For kids with RAD, I believe meds are not healing or correcting the child's brain, but they can calm down all the outside/extra input so that the brain can focus on building those new pathways. Another example (can you tell I love examples) - imagine you are in the middle of a war zone with people running and screaming, soldiers chasing you, bullets flying, bombs going off... Are you going to be able to sit down and study your math homework? NO, of course not. You are totally focused on survival.
Like one of the commenters on J's post, I'm bipolar too, but luckily my disorder is not as severe. I can go without meds - if I'm taking care of myself and not under a lot of stress. Add in stress though and meds are not optional (needless to say I'm on meds right now!). The more stress, the more meds needed. So do kids with RAD and PTSD need meds even though meds cannot cure/fix them? I believe so. Otherwise you are asking them to try to focus on healing/therapy while still having to deal with the war zone.
Therapy to heal
On the other hand, you can't just treat with meds. Meds control the symptoms, but it takes a lot of work to retrain your brain to function in a new way. This is where therapy and therapeutic parenting come in. To help our kids you must have both.

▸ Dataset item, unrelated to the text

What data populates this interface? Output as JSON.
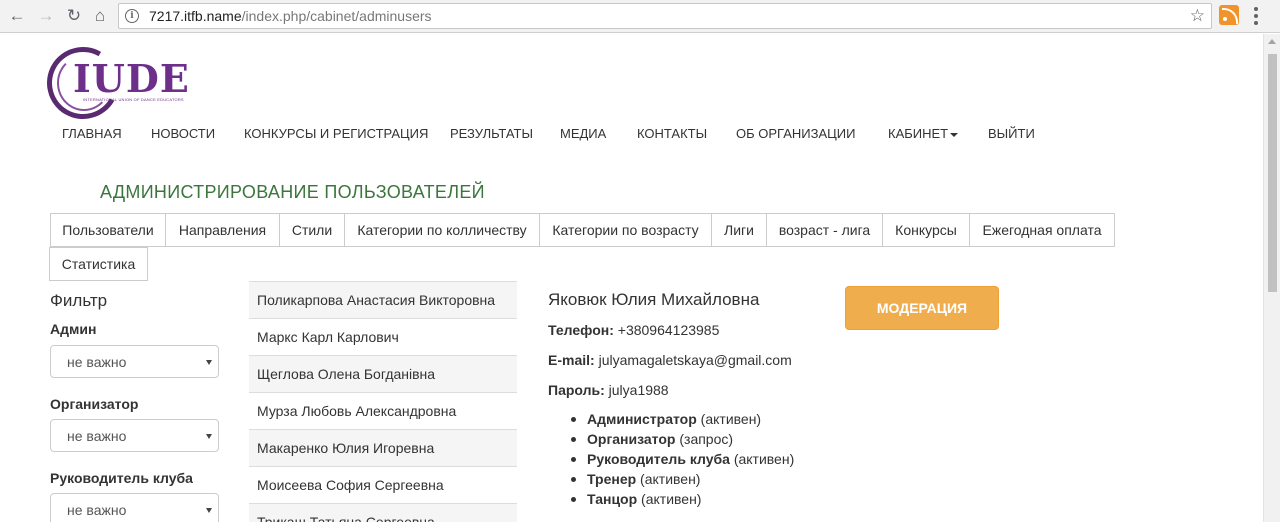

Heck yea! My son has a giant sign on his forehead that says, "If you are cute and have issues, be my girlfriend!" I believe a large part of this is because only girls with the low self-esteem that comes from having major issues will tolerate his issues (he wants them to say they love him instantly, tolerate his intimidation and mood swings, and of course tolerate his possessiveness. They must focus only on him, to the exclusion of all else -he is incredibly jealous of others and even the time they spend on other activities). The fewer issues the girl has, the shorter the time period they date. And by the way, it only takes one "date" to make a baby (my kids' biomom had 5 - all with different dads).
Plus we are usually attracted to those who "get" us, meaning they understand and sympathize with our issues - frequently this means they "get it," because they have experienced it - which means they have/had those issues too.
I think we feel most comfortable with situations and people we know. My kids spend an inordinate amount of time trying to recreate the chaos they grew up with because those are the conditions they understand and know how to operate under. They know what to expect (even though that's usually abuse and more chaos). There's a saying that girls grow up to marry men just like their fathers and boys do the same with their moms. I have seen that many times. I almost married a man like my dad. My sister's first husband was a lot like our dad. It takes a conscious effort and a lot of support to change things.
Poor Hubby, I even tried to force him to behave like my dad and former boyfriend would have. ("Wow, that girl is thin, you think I should look like that don't you?!" - because I was so used to being compared negatively to others in an attempt to nag/shame me into changing to what that person wanted. By the way, HUBBY IS AN AMAZING MAN (or a masochist)!! He let my "attachment disordered" self try to push him away and attempt to manipulate him into proving he thought I was the horrible person I was convinced I was, and HE STILL STUCK BY ME!!).
My kids' biomom is diagnosed with borderline personality disorder, bipolar disorder, ADD, has gotten treated for cocaine and meth addiction, aged out of foster care, and apparently prefers abusive men with issues. The biodads have major issues as well. So yes, I think my kids have issues because the people who raised them had issues. Genetics and environment were both pitched against my kids.